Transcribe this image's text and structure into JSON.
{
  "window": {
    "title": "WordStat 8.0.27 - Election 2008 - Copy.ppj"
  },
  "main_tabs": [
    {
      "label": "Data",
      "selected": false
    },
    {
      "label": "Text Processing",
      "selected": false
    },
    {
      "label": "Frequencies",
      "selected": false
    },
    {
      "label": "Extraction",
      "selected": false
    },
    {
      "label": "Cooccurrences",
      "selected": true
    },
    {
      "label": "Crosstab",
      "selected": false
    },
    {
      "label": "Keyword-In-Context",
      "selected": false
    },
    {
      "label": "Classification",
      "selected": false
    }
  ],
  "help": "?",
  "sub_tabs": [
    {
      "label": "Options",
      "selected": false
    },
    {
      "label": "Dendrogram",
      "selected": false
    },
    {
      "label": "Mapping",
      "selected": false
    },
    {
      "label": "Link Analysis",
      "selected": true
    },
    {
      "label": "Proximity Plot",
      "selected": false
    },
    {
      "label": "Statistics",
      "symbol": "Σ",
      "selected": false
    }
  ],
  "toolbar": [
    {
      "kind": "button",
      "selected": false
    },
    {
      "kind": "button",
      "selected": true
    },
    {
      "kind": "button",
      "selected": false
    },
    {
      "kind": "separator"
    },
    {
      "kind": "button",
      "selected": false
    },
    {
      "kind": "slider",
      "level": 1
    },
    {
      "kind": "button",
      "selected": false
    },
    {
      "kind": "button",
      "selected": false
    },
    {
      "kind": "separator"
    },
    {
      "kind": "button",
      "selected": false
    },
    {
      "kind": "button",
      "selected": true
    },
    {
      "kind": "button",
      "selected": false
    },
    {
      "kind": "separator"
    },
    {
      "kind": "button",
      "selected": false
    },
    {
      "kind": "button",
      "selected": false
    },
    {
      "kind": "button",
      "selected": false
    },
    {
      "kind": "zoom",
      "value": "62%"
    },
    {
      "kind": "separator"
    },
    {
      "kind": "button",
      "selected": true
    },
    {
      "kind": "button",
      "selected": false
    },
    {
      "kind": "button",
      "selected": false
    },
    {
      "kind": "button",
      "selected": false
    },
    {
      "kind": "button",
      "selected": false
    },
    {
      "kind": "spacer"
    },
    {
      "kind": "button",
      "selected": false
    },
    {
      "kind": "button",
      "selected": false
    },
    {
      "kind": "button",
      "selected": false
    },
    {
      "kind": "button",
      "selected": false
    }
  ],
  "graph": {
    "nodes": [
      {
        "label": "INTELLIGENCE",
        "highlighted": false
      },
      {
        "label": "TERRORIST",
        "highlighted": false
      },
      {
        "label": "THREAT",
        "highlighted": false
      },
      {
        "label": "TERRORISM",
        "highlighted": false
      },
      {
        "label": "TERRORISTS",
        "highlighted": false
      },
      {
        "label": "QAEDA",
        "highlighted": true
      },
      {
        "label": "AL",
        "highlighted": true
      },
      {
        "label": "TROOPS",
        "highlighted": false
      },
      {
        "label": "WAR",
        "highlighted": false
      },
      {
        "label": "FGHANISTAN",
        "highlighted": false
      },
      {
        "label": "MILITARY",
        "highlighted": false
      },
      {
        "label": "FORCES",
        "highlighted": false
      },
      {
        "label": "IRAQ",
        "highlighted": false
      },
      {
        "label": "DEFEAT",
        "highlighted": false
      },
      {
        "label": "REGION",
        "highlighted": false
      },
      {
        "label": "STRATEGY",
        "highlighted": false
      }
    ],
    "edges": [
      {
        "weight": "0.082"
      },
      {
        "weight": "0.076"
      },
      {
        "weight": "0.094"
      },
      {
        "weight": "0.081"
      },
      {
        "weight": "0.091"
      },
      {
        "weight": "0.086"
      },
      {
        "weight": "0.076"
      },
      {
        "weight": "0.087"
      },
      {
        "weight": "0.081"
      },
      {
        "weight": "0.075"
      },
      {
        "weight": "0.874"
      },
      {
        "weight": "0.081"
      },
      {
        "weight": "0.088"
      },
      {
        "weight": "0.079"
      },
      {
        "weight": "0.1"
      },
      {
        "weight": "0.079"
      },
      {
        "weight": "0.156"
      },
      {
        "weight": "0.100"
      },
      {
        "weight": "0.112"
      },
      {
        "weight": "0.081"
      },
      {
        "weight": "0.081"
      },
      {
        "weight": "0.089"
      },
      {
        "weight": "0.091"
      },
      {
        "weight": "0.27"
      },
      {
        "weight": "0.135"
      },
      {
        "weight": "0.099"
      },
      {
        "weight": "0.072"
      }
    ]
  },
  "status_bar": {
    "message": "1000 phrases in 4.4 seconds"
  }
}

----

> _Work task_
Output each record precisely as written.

> _Response to the task_
Transcribe this image's text and structure into JSON.
{
  "window": {
    "title": "WordStat 8.0.27 - Election 2008 - Copy.ppj"
  },
  "main_tabs": [
    {
      "label": "Data",
      "selected": false
    },
    {
      "label": "Text Processing",
      "selected": false
    },
    {
      "label": "Frequencies",
      "selected": false
    },
    {
      "label": "Extraction",
      "selected": false
    },
    {
      "label": "Cooccurrences",
      "selected": true
    },
    {
      "label": "Crosstab",
      "selected": false
    },
    {
      "label": "Keyword-In-Context",
      "selected": false
    },
    {
      "label": "Classification",
      "selected": false
    }
  ],
  "help": "?",
  "sub_tabs": [
    {
      "label": "Options",
      "selected": false
    },
    {
      "label": "Dendrogram",
      "selected": false
    },
    {
      "label": "Mapping",
      "selected": false
    },
    {
      "label": "Link Analysis",
      "selected": true
    },
    {
      "label": "Proximity Plot",
      "selected": false
    },
    {
      "label": "Statistics",
      "symbol": "Σ",
      "selected": false
    }
  ],
  "toolbar": [
    {
      "kind": "button",
      "selected": false
    },
    {
      "kind": "button",
      "selected": true
    },
    {
      "kind": "button",
      "selected": false
    },
    {
      "kind": "separator"
    },
    {
      "kind": "button",
      "selected": false
    },
    {
      "kind": "slider",
      "level": 1
    },
    {
      "kind": "button",
      "selected": false
    },
    {
      "kind": "button",
      "selected": false
    },
    {
      "kind": "separator"
    },
    {
      "kind": "button",
      "selected": false
    },
    {
      "kind": "button",
      "selected": true
    },
    {
      "kind": "button",
      "selected": false
    },
    {
      "kind": "separator"
    },
    {
      "kind": "button",
      "selected": false
    },
    {
      "kind": "button",
      "selected": false
    },
    {
      "kind": "button",
      "selected": false
    },
    {
      "kind": "zoom",
      "value": "62%"
    },
    {
      "kind": "separator"
    },
    {
      "kind": "button",
      "selected": true
    },
    {
      "kind": "button",
      "selected": false
    },
    {
      "kind": "button",
      "selected": false
    },
    {
      "kind": "button",
      "selected": false
    },
    {
      "kind": "button",
      "selected": false
    },
    {
      "kind": "spacer"
    },
    {
      "kind": "button",
      "selected": false
    },
    {
      "kind": "button",
      "selected": false
    },
    {
      "kind": "button",
      "selected": false
    },
    {
      "kind": "button",
      "selected": false
    }
  ],
  "graph": {
    "nodes": [
      {
        "label": "INTELLIGENCE",
        "highlighted": false
      },
      {
        "label": "TERRORIST",
        "highlighted": false
      },
      {
        "label": "THREAT",
        "highlighted": false
      },
      {
        "label": "TERRORISM",
        "highlighted": false
      },
      {
        "label": "TERRORISTS",
        "highlighted": false
      },
      {
        "label": "QAEDA",
        "highlighted": true
      },
      {
        "label": "AL",
        "highlighted": true
      },
      {
        "label": "TROOPS",
        "highlighted": false
      },
      {
        "label": "WAR",
        "highlighted": false
      },
      {
        "label": "FGHANISTAN",
        "highlighted": false
      },
      {
        "label": "MILITARY",
        "highlighted": false
      },
      {
        "label": "FORCES",
        "highlighted": false
      },
      {
        "label": "IRAQ",
        "highlighted": false
      },
      {
        "label": "DEFEAT",
        "highlighted": false
      },
      {
        "label": "REGION",
        "highlighted": false
      },
      {
        "label": "STRATEGY",
        "highlighted": false
      }
    ],
    "edges": [
      {
        "weight": "0.082"
      },
      {
        "weight": "0.076"
      },
      {
        "weight": "0.094"
      },
      {
        "weight": "0.081"
      },
      {
        "weight": "0.091"
      },
      {
        "weight": "0.086"
      },
      {
        "weight": "0.076"
      },
      {
        "weight": "0.087"
      },
      {
        "weight": "0.081"
      },
      {
        "weight": "0.075"
      },
      {
        "weight": "0.874"
      },
      {
        "weight": "0.081"
      },
      {
        "weight": "0.088"
      },
      {
        "weight": "0.079"
      },
      {
        "weight": "0.1"
      },
      {
        "weight": "0.079"
      },
      {
        "weight": "0.156"
      },
      {
        "weight": "0.100"
      },
      {
        "weight": "0.112"
      },
      {
        "weight": "0.081"
      },
      {
        "weight": "0.081"
      },
      {
        "weight": "0.089"
      },
      {
        "weight": "0.091"
      },
      {
        "weight": "0.27"
      },
      {
        "weight": "0.135"
      },
      {
        "weight": "0.099"
      },
      {
        "weight": "0.072"
      }
    ]
  },
  "status_bar": {
    "message": "1000 phrases in 4.4 seconds"
  }
}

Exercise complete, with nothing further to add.